◆ Dataset rows for apps and sites:
______________________________
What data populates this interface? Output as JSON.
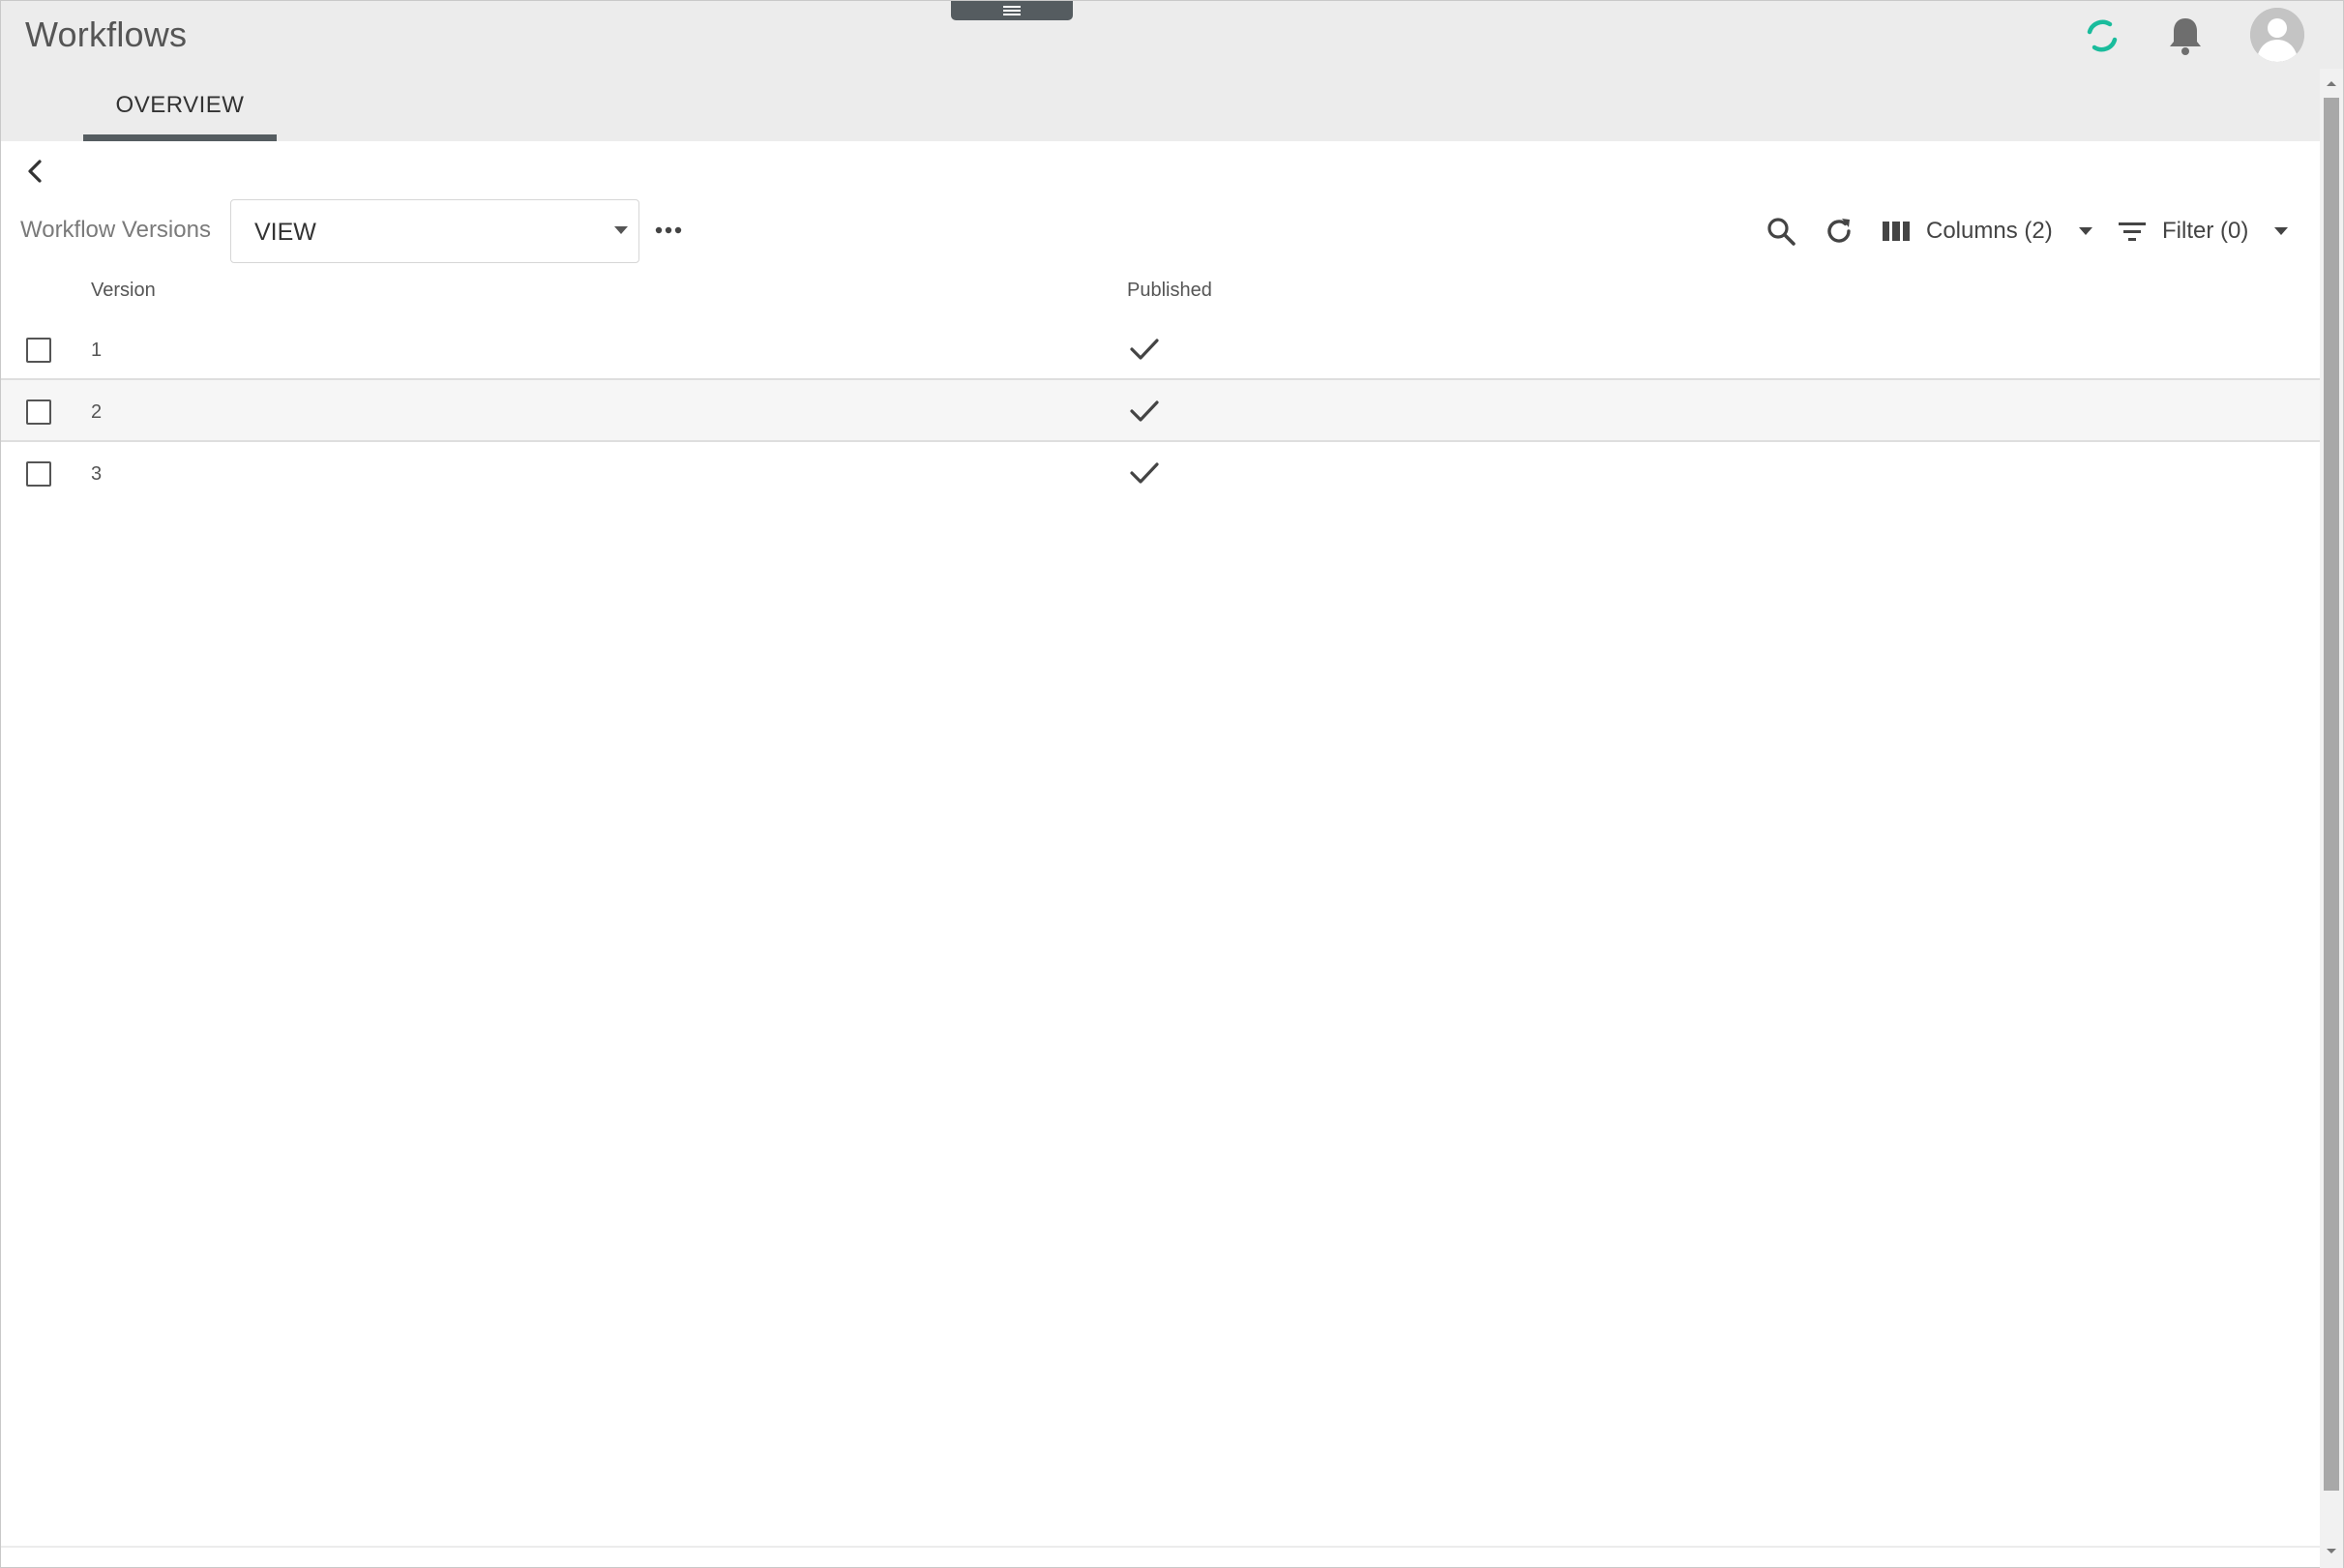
{
  "app": {
    "title": "Workflows"
  },
  "tabs": [
    {
      "label": "OVERVIEW",
      "active": true
    }
  ],
  "toolbar": {
    "label": "Workflow Versions",
    "view_select": {
      "value": "VIEW"
    },
    "columns_label": "Columns (2)",
    "filter_label": "Filter (0)"
  },
  "table": {
    "headers": [
      "Version",
      "Published"
    ],
    "rows": [
      {
        "version": "1",
        "published": true
      },
      {
        "version": "2",
        "published": true
      },
      {
        "version": "3",
        "published": true
      }
    ]
  },
  "colors": {
    "accent": "#1abc9c",
    "header_bg": "#ececec",
    "tab_underline": "#555c60"
  },
  "icons": [
    "menu-handle-icon",
    "spinner-icon",
    "bell-icon",
    "avatar-icon",
    "back-icon",
    "more-icon",
    "search-icon",
    "refresh-icon",
    "columns-icon",
    "filter-icon",
    "check-icon"
  ]
}
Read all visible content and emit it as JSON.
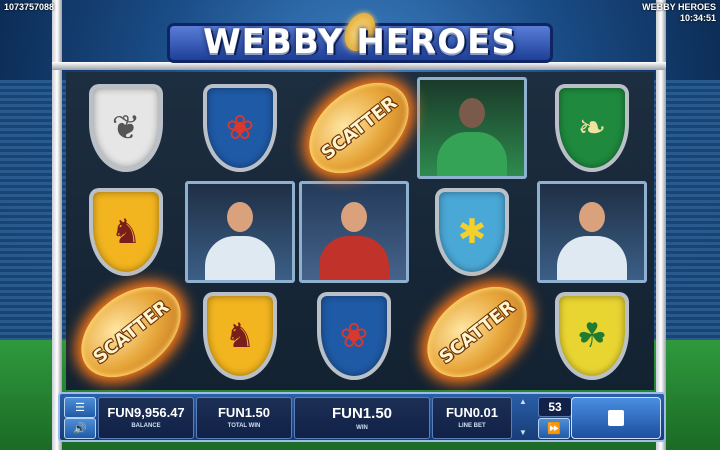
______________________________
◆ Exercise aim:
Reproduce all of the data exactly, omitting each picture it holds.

◆ Task solution:
What data populates this interface? Output as JSON.
{
  "app": {
    "title": "Workflows"
  },
  "tabs": [
    {
      "label": "OVERVIEW",
      "active": true
    }
  ],
  "toolbar": {
    "label": "Workflow Versions",
    "view_select": {
      "value": "VIEW"
    },
    "columns_label": "Columns (2)",
    "filter_label": "Filter (0)"
  },
  "table": {
    "headers": [
      "Version",
      "Published"
    ],
    "rows": [
      {
        "version": "1",
        "published": true
      },
      {
        "version": "2",
        "published": true
      },
      {
        "version": "3",
        "published": true
      }
    ]
  },
  "colors": {
    "accent": "#1abc9c",
    "header_bg": "#ececec",
    "tab_underline": "#555c60"
  },
  "icons": [
    "menu-handle-icon",
    "spinner-icon",
    "bell-icon",
    "avatar-icon",
    "back-icon",
    "more-icon",
    "search-icon",
    "refresh-icon",
    "columns-icon",
    "filter-icon",
    "check-icon"
  ]
}
Read all visible content and emit it as JSON.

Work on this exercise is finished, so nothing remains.